Chapter 1

Definition and Basic Concepts

Thermodynamics is defined as the science of energy. Originally derived from Greek words : therme (heat) and dynamics (power) – descriptive of early attempts at conversion of heat into power. Modern interpretation includes all aspects of energy and energy transformations, power generation, refrigeration, and the relationships among properties of matter.

There are two approaches in thermodynamics studies: (1) classical thermodynamics – a macroscopic approach where the whole system is viewed as one entity. It does not require knowledge of behavior of individual particles. It is the direct and easy method of solving engineering problems, (2) statistical thermodynamics – is a microscopic approach based on average behavior of large groups of individual particles. It is rather involved. In this course, the classical approach is adopted.

Many engineering systems and applications apply the principles of thermodynamics – refrigerator, air-conditioning system, water heater, computer, TV, internal combustion engines, rockets, jet engines, power plants and many more.

1.1

Dimensions and Units

A physical quantity is characterized by dimensions, and dimensions have units.

There are seven primary or fundamental dimensions:

Dimension

Length

Mass

Time

Temperature

Electric current

Amount of light

Amount of matter

SI Unit meter (m) kilogram (kg) second (s) kelvin (K) ampere (A) candela (cd) mole (mol)

English Unit pound-mass (lbm) foot (ft) second (s) rankine (R)

SI unit is based on decimal relationship between units. The standard prefixes in SI units :

Multiple

1012

109

106

103

102

101

10-1

10-2

10-3

10-6

10-9

10-12

Prefix tera, T giga, G mega, M kilo, k hecto, h deka, da deci, d centi, c milli, m micro, nano, n pico, p
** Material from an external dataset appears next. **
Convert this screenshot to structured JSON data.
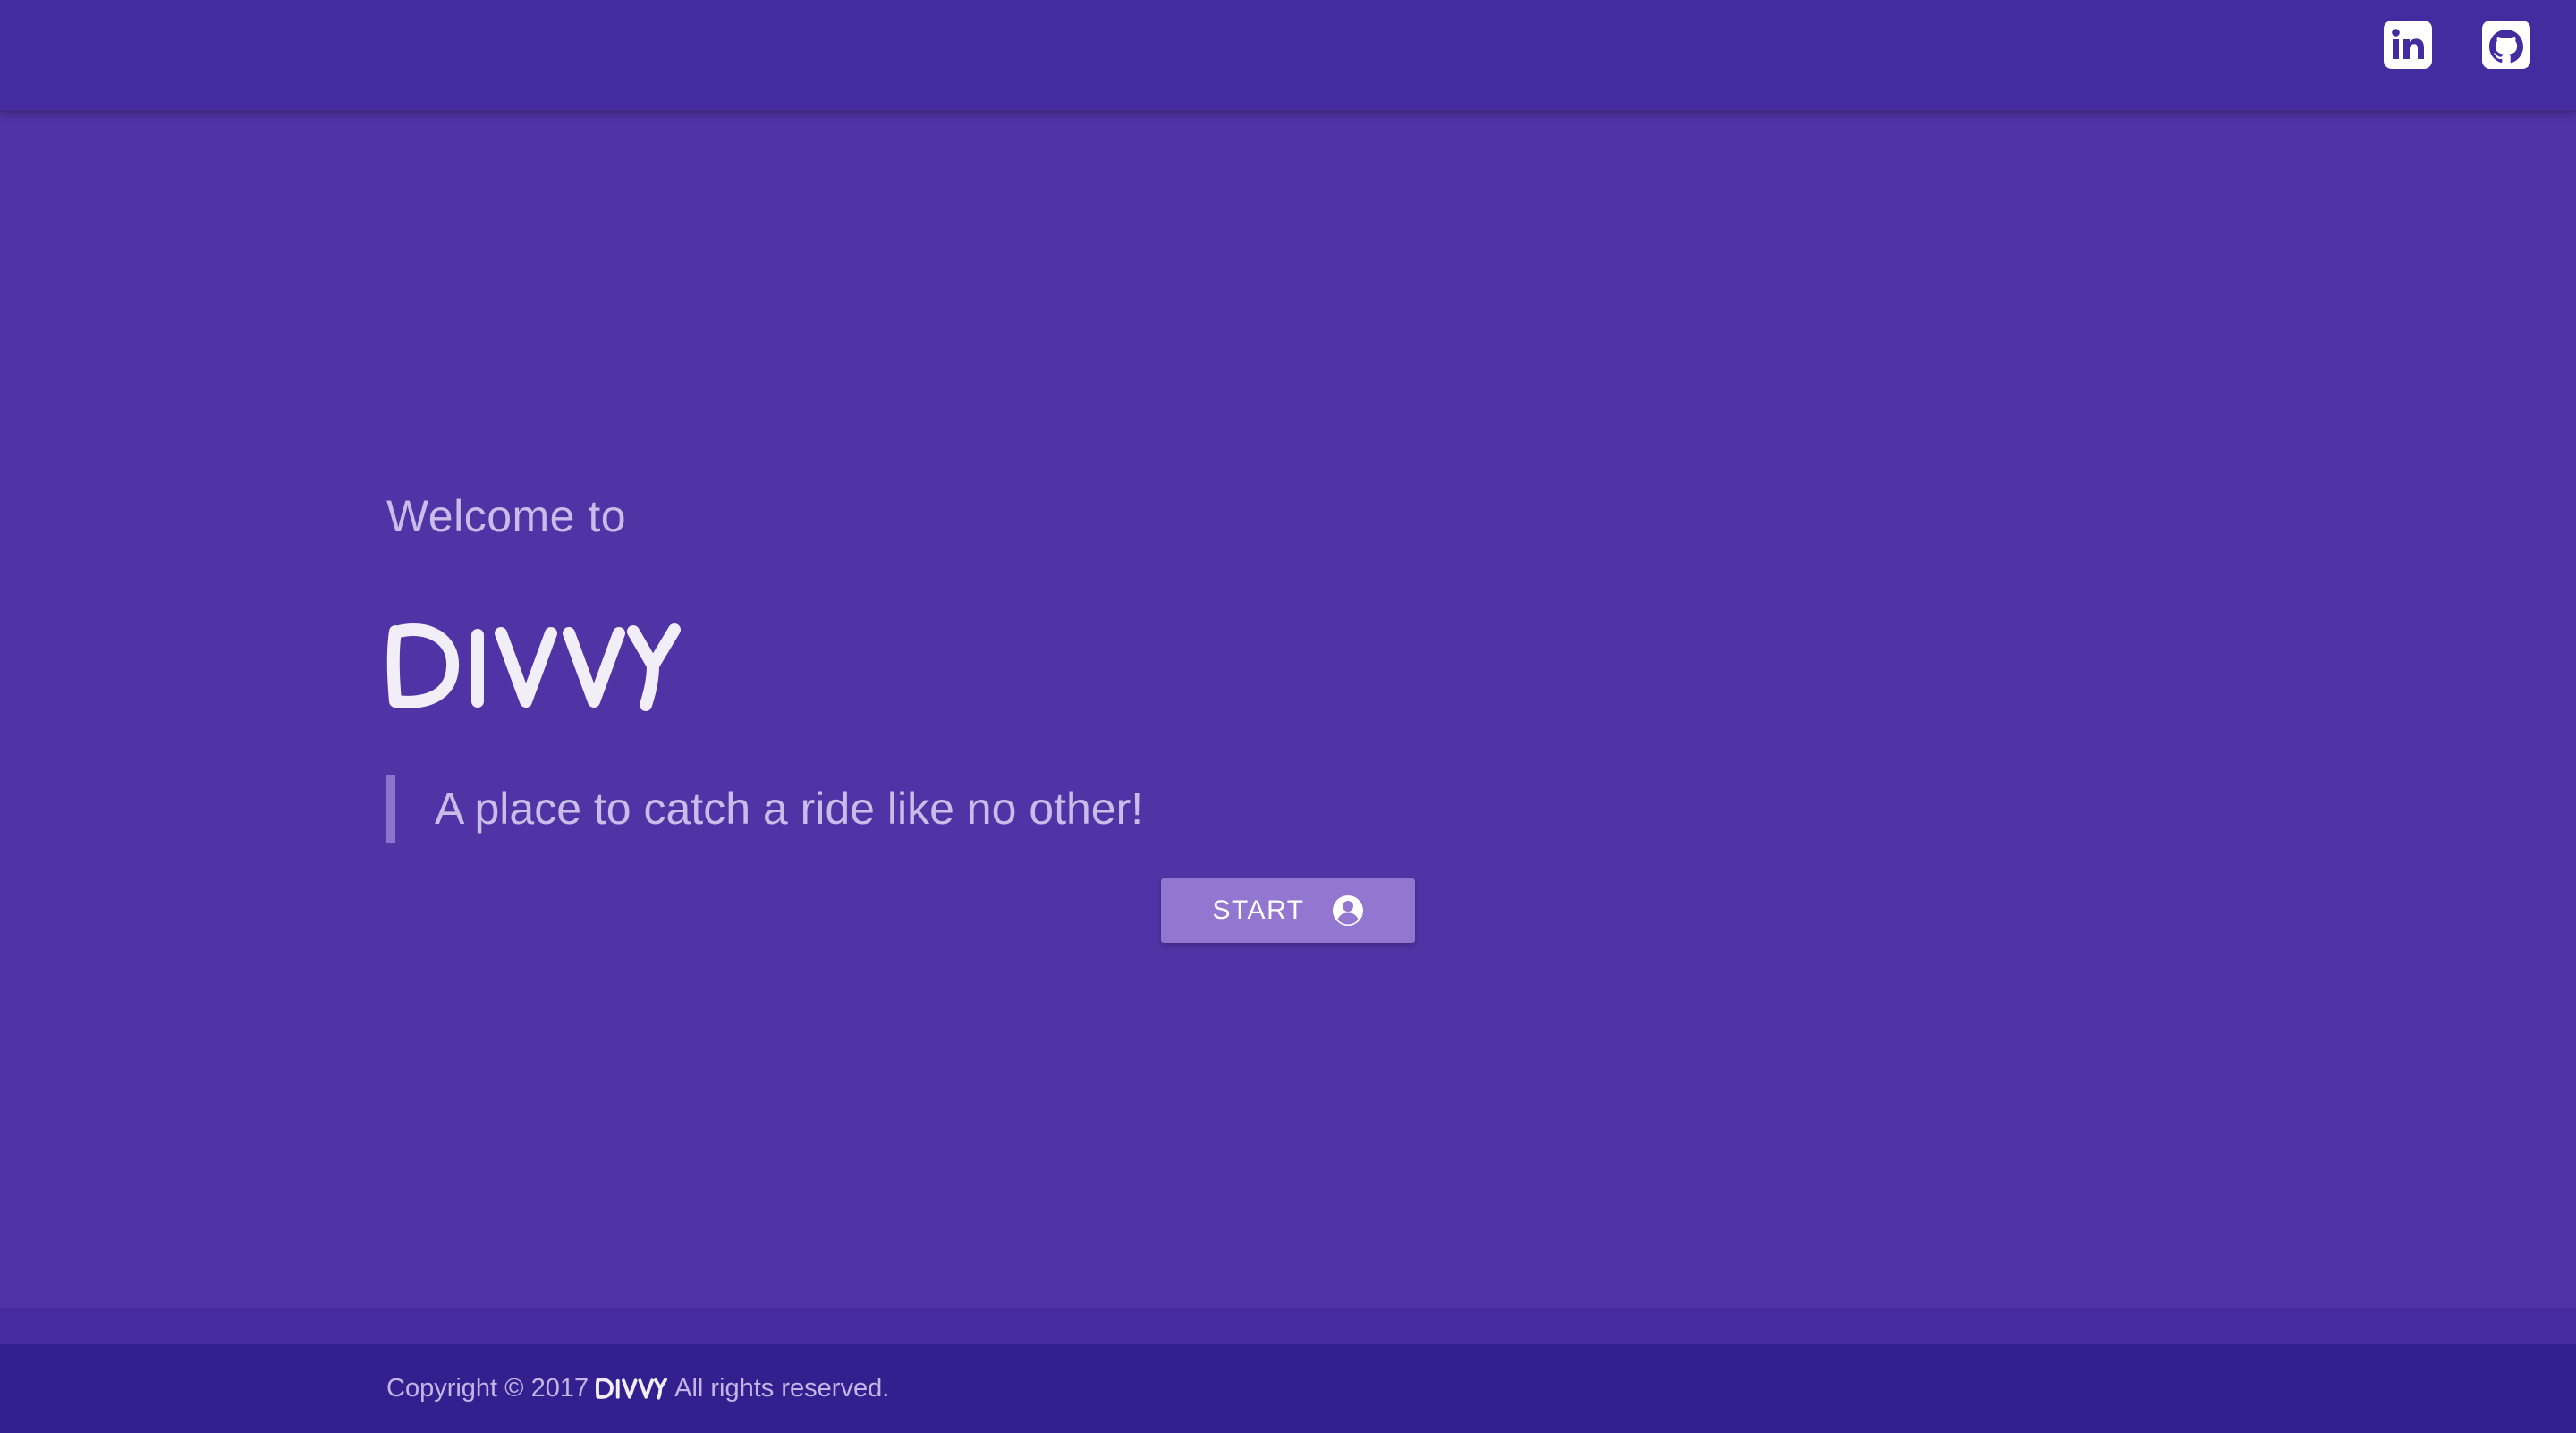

2

Secondary or derived dimensions are expressed in terms of the fundamental dimensions, for example: velocity V = (length)/(time) and